Exercise goal
For the string "dialog", state the number of lines in the data that contain it, and nothing else.

*** Opening Data for the task ***

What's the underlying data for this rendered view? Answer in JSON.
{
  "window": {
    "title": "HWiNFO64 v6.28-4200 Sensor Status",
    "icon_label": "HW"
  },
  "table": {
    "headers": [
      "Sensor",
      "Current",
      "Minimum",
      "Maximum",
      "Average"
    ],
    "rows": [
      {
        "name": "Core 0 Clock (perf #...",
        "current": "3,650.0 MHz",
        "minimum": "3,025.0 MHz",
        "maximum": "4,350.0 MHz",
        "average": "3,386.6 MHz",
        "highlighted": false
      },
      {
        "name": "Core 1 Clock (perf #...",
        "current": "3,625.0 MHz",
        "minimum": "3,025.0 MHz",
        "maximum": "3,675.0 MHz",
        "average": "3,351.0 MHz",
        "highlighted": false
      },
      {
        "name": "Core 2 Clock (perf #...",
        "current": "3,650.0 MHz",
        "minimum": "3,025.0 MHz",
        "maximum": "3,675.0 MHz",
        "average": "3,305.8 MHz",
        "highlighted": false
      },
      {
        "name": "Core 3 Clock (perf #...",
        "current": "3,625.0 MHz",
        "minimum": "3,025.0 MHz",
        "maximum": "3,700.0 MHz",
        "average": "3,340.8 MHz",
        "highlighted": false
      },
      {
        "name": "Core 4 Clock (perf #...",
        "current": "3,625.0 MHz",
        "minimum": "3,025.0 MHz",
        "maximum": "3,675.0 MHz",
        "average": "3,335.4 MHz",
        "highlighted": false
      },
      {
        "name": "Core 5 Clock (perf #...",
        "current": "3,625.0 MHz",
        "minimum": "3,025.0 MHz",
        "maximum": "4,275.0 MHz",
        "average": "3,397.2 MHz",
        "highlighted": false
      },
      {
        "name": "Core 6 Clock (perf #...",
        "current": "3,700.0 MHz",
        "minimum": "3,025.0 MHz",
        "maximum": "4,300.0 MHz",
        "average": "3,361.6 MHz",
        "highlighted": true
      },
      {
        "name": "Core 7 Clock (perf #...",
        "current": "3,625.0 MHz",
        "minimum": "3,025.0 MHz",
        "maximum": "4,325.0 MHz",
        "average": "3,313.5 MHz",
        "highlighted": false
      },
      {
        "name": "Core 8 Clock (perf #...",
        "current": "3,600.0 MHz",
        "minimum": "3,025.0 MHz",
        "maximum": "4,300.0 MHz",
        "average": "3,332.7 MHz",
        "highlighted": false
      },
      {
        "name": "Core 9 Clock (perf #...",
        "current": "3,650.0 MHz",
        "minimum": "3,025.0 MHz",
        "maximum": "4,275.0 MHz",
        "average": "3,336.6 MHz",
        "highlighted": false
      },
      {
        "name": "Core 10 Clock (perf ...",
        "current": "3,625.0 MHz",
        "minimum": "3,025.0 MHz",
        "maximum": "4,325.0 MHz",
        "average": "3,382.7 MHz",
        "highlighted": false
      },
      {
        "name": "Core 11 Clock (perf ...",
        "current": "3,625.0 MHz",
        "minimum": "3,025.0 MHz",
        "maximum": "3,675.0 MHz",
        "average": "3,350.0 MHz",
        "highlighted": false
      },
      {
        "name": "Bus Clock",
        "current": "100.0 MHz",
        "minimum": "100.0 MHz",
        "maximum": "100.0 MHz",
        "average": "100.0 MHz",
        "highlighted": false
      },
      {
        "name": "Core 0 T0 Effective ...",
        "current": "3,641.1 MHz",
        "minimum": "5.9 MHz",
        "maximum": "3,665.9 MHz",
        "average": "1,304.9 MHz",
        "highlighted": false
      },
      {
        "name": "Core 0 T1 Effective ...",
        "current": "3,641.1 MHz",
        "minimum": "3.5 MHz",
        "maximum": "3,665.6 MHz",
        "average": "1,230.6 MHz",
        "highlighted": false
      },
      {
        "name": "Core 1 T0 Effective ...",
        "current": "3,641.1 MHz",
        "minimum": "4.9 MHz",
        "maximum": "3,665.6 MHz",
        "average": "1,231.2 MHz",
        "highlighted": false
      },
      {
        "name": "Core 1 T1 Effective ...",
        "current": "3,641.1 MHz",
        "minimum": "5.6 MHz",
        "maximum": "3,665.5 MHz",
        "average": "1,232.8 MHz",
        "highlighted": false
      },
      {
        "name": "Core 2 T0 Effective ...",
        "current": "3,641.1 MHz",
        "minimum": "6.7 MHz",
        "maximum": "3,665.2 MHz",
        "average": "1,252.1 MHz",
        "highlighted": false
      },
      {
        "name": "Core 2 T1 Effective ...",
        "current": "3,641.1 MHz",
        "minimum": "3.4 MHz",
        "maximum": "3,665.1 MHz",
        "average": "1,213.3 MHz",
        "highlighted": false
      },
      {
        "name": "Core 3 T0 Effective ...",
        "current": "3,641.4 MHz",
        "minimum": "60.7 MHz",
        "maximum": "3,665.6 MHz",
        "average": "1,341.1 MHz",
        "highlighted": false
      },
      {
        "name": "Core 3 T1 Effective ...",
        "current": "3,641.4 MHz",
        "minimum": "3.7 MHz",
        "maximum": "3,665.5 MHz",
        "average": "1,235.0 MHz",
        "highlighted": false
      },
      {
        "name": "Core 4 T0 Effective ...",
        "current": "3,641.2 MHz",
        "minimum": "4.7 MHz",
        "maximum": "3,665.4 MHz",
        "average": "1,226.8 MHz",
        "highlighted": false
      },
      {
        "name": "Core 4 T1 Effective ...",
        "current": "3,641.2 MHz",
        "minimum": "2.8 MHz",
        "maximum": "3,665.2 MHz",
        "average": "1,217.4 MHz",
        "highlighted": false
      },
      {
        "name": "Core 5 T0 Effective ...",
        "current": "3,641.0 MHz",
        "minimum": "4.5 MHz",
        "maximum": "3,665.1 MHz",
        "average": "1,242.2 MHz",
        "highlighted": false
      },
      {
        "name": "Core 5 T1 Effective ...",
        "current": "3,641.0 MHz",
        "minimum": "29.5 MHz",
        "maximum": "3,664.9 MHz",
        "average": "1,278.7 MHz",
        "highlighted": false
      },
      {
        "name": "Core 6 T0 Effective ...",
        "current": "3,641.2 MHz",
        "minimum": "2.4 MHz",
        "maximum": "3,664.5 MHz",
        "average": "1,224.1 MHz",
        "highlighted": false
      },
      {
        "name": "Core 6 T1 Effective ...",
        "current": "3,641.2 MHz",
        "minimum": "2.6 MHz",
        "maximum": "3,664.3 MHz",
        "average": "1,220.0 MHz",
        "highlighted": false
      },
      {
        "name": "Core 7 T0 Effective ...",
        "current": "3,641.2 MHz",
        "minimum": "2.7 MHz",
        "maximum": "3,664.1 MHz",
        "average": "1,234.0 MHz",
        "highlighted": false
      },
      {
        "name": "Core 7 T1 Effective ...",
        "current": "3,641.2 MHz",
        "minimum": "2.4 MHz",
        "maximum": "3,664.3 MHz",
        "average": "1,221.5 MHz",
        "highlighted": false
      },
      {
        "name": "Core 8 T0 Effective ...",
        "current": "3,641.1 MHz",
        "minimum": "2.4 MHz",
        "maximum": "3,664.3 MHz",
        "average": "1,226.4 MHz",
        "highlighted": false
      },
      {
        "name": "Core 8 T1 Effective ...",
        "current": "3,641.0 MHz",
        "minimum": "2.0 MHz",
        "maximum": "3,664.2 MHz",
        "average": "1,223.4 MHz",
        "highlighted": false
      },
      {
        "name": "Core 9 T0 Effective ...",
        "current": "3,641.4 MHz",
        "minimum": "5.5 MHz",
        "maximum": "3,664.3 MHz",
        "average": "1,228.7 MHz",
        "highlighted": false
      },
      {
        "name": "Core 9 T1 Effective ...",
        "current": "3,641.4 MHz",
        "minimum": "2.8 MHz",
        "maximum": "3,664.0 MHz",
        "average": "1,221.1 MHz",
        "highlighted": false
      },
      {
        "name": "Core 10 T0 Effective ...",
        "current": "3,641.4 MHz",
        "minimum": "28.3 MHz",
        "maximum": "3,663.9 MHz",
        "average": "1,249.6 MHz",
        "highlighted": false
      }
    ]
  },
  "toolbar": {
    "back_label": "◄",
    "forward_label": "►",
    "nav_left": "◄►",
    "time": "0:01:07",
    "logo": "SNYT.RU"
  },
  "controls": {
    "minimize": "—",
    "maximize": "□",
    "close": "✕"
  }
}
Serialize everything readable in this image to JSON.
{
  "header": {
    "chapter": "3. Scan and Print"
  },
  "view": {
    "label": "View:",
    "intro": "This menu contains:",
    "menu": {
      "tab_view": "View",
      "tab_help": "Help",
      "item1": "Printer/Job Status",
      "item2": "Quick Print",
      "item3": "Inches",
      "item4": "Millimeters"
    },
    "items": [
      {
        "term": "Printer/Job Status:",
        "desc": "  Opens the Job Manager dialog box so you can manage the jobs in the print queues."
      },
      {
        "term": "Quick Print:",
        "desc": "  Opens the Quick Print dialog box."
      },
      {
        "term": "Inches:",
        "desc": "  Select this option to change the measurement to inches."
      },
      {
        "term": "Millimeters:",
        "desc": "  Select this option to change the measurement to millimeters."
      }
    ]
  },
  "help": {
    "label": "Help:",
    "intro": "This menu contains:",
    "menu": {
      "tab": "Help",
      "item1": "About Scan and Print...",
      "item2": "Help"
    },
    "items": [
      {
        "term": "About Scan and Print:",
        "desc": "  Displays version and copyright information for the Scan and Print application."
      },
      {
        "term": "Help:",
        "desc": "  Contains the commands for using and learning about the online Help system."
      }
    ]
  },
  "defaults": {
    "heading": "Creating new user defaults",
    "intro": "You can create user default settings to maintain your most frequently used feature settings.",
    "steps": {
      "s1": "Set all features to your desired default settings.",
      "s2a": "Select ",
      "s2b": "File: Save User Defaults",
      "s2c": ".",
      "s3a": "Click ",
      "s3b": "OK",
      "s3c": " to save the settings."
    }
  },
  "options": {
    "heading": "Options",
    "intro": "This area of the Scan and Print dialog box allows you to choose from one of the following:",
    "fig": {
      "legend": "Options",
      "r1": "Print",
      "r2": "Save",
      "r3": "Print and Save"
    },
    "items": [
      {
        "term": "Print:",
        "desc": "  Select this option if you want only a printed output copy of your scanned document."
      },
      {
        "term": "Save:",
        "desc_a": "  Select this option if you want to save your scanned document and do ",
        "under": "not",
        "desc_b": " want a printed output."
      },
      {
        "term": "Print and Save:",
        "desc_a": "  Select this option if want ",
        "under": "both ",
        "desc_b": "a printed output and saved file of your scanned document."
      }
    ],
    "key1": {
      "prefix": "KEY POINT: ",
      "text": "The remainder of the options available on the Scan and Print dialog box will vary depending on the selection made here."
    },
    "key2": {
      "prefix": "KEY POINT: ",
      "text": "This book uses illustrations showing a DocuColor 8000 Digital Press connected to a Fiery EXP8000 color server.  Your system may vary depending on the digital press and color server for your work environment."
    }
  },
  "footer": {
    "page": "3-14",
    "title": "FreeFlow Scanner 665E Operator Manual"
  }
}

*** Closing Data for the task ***

Result
4